## Assignment
From the entries, return every line where the string "JSON" shows up.

<<<<

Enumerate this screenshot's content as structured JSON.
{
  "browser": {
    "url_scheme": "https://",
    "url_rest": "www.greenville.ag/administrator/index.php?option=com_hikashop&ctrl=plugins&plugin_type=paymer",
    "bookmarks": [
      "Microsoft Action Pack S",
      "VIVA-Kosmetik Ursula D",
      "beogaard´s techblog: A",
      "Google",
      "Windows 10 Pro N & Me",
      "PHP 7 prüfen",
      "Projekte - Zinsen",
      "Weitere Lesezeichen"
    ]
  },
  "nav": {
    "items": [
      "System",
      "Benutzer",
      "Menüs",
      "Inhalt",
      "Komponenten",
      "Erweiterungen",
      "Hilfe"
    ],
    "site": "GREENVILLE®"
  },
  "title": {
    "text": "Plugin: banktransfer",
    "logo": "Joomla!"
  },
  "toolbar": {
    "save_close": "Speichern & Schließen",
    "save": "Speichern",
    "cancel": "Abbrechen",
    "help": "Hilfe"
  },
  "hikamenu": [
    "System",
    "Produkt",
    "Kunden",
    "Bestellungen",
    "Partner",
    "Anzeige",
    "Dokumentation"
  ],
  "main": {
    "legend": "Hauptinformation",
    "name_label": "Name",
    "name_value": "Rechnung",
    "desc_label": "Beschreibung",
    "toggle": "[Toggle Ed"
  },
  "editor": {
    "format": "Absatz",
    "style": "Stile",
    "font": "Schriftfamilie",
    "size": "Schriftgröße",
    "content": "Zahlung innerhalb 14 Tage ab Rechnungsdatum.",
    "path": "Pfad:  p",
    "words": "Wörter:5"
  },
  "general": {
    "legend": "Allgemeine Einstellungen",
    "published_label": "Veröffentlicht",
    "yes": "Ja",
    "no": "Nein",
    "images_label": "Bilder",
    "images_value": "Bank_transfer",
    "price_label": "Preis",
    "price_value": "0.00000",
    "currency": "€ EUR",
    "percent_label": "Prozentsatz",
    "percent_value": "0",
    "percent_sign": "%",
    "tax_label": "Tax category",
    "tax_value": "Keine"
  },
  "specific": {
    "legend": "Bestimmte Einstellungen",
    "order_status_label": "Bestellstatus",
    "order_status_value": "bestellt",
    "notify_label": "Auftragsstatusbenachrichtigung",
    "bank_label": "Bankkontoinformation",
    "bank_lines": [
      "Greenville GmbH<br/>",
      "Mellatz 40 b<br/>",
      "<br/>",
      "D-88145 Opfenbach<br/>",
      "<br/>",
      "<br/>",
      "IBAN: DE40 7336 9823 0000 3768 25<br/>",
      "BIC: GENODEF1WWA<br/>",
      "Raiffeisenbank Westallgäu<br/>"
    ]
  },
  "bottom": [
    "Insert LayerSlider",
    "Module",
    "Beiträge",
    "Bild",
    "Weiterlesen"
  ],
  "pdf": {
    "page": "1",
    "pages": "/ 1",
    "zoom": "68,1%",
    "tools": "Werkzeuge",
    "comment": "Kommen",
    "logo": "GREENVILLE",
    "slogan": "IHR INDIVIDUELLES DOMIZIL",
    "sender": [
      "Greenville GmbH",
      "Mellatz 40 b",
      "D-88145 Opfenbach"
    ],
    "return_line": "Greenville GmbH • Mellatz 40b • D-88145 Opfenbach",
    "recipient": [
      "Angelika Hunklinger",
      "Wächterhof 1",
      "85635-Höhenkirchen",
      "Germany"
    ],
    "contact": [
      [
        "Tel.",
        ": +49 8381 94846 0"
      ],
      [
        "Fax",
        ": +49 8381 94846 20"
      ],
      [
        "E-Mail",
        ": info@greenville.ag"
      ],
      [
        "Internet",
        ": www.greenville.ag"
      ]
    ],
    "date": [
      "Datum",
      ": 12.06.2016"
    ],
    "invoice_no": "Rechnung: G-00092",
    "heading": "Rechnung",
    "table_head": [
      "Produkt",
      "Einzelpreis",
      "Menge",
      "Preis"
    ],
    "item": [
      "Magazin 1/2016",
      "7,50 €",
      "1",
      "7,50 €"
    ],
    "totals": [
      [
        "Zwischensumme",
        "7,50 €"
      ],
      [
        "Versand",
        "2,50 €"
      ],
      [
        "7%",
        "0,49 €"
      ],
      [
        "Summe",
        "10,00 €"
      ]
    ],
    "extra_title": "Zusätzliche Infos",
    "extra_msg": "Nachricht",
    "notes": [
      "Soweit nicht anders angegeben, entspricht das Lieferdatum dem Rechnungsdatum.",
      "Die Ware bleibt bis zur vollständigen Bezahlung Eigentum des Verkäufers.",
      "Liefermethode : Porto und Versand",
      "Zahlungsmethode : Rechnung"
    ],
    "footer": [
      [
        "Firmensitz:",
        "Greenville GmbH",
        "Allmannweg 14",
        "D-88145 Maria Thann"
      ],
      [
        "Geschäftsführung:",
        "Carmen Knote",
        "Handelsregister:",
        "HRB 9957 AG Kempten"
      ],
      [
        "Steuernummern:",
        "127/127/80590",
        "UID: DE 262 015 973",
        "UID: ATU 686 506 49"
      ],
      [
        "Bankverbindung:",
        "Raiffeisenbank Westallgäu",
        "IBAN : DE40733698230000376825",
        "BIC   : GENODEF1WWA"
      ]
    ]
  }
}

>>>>
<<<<

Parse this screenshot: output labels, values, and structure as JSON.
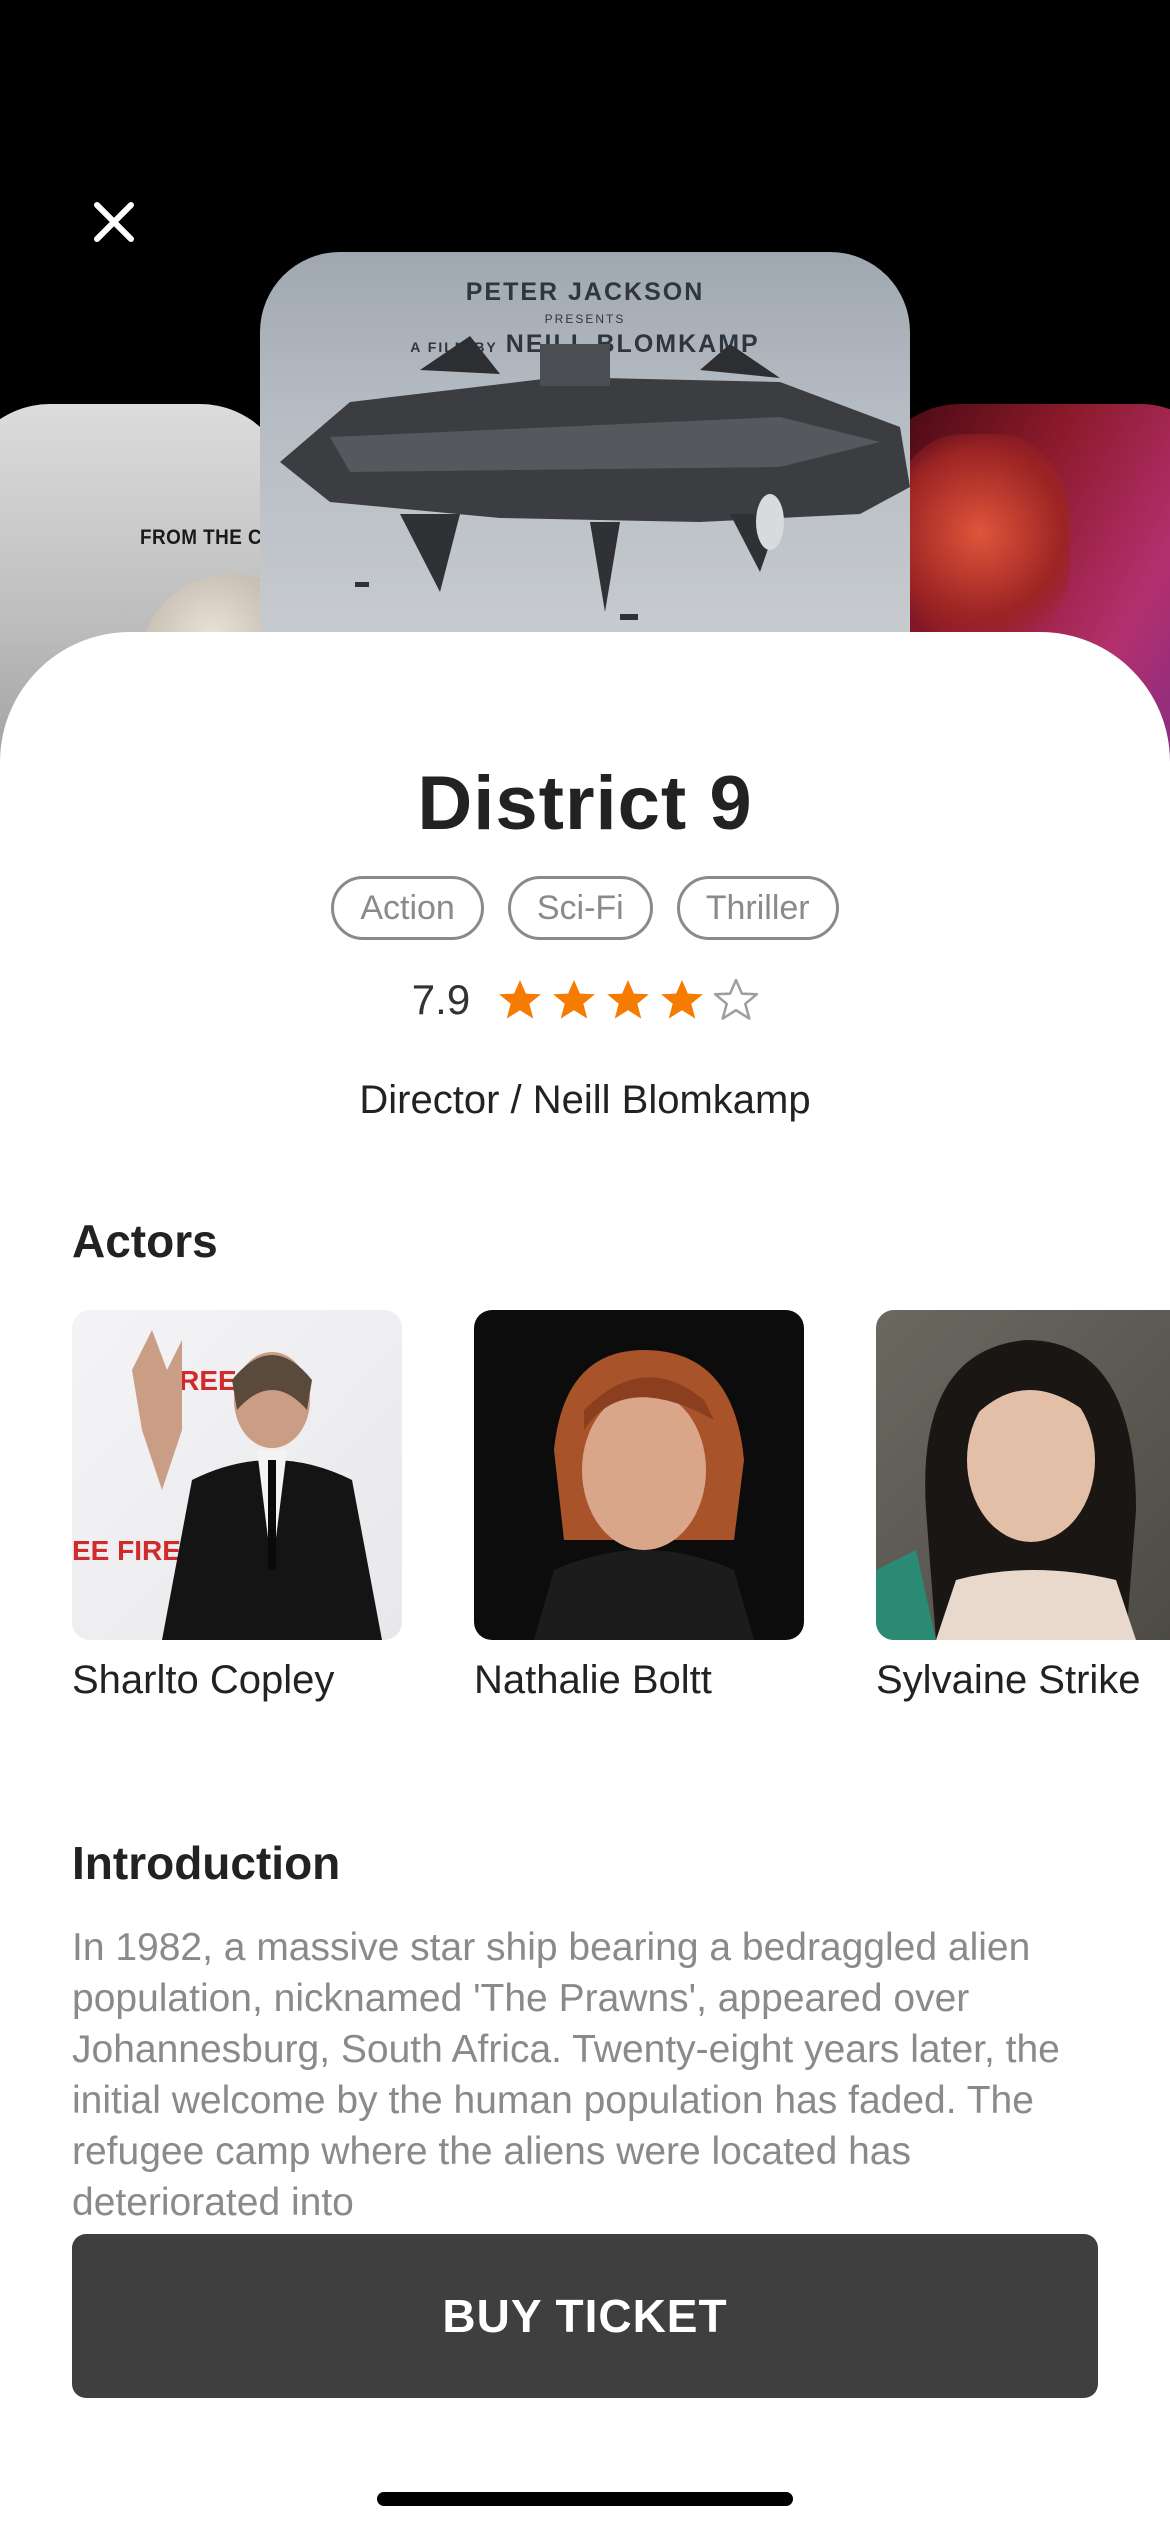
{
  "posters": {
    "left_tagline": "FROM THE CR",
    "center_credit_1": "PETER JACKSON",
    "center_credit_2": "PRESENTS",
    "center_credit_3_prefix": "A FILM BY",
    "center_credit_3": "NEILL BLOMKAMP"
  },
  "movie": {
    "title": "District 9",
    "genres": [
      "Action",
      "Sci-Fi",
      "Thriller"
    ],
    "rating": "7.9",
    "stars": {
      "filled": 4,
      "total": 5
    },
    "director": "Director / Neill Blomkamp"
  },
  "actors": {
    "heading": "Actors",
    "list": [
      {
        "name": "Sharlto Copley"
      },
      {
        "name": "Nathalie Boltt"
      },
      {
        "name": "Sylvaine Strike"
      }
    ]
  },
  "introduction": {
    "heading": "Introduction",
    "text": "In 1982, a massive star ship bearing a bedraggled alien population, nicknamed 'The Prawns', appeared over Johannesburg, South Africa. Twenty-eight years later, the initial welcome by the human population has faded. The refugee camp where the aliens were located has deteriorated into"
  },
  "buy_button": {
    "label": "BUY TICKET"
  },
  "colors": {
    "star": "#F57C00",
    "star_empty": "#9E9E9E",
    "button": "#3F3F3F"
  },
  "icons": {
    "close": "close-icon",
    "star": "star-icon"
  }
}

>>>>
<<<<

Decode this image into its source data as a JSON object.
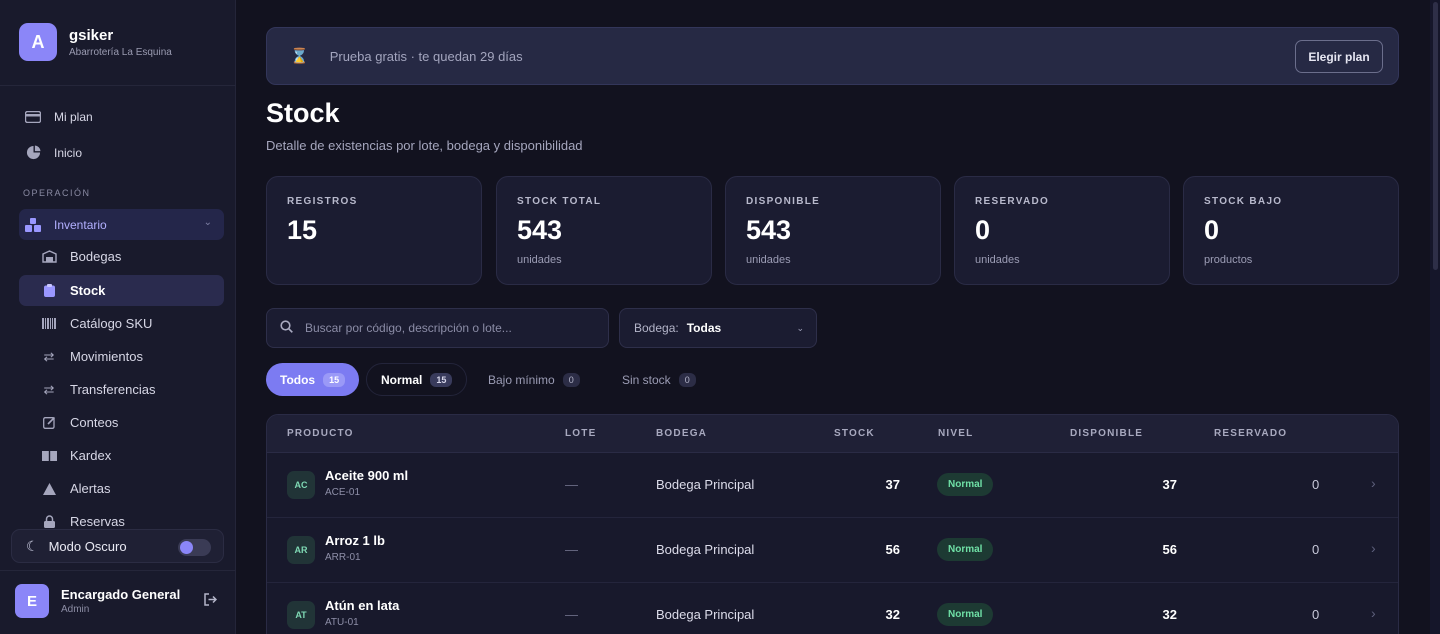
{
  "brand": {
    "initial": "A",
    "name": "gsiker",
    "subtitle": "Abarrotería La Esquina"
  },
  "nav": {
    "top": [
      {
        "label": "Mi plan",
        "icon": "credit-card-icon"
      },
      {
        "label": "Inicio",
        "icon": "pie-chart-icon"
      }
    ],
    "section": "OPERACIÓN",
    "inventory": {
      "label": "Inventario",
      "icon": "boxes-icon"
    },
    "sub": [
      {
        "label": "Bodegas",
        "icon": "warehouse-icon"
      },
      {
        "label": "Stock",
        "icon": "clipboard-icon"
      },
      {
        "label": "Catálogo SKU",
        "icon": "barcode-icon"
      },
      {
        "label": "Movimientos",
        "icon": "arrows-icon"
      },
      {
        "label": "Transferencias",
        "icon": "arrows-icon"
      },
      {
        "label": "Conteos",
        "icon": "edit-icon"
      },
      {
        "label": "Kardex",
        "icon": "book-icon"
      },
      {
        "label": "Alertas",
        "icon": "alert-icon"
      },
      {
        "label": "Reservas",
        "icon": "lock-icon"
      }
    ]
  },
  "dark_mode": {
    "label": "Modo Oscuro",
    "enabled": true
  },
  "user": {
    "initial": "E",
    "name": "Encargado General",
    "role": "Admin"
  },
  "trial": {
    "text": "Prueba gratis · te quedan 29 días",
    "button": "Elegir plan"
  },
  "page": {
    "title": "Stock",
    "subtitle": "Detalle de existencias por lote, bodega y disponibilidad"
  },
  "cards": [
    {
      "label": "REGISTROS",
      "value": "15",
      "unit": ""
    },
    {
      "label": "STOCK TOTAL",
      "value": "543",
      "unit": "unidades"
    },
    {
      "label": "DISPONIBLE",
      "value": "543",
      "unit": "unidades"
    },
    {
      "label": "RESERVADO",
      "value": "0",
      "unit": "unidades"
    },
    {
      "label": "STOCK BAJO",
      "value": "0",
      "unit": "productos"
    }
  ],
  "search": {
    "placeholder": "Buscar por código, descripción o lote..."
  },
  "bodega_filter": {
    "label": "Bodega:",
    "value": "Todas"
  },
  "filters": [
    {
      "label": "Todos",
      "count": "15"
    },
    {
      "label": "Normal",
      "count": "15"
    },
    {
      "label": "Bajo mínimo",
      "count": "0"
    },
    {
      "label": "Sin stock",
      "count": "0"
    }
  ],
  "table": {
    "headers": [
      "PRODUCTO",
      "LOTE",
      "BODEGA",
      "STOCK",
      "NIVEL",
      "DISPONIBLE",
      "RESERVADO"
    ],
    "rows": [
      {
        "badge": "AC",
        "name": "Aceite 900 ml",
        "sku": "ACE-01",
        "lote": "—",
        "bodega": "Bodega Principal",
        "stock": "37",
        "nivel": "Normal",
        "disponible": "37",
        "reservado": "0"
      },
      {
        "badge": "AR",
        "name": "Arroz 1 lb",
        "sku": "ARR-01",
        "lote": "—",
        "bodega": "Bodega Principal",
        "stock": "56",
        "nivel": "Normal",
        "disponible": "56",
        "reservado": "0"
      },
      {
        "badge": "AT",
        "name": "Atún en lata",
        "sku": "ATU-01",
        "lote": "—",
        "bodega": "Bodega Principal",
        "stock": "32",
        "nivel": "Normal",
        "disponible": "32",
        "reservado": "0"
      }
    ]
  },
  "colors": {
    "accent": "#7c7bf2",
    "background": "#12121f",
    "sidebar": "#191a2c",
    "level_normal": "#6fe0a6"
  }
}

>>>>

## Answer below
Enumerate this screenshot's content as structured JSON.
Parse this screenshot: output labels, values, and structure as JSON.
Decode this image into its source data as a JSON object.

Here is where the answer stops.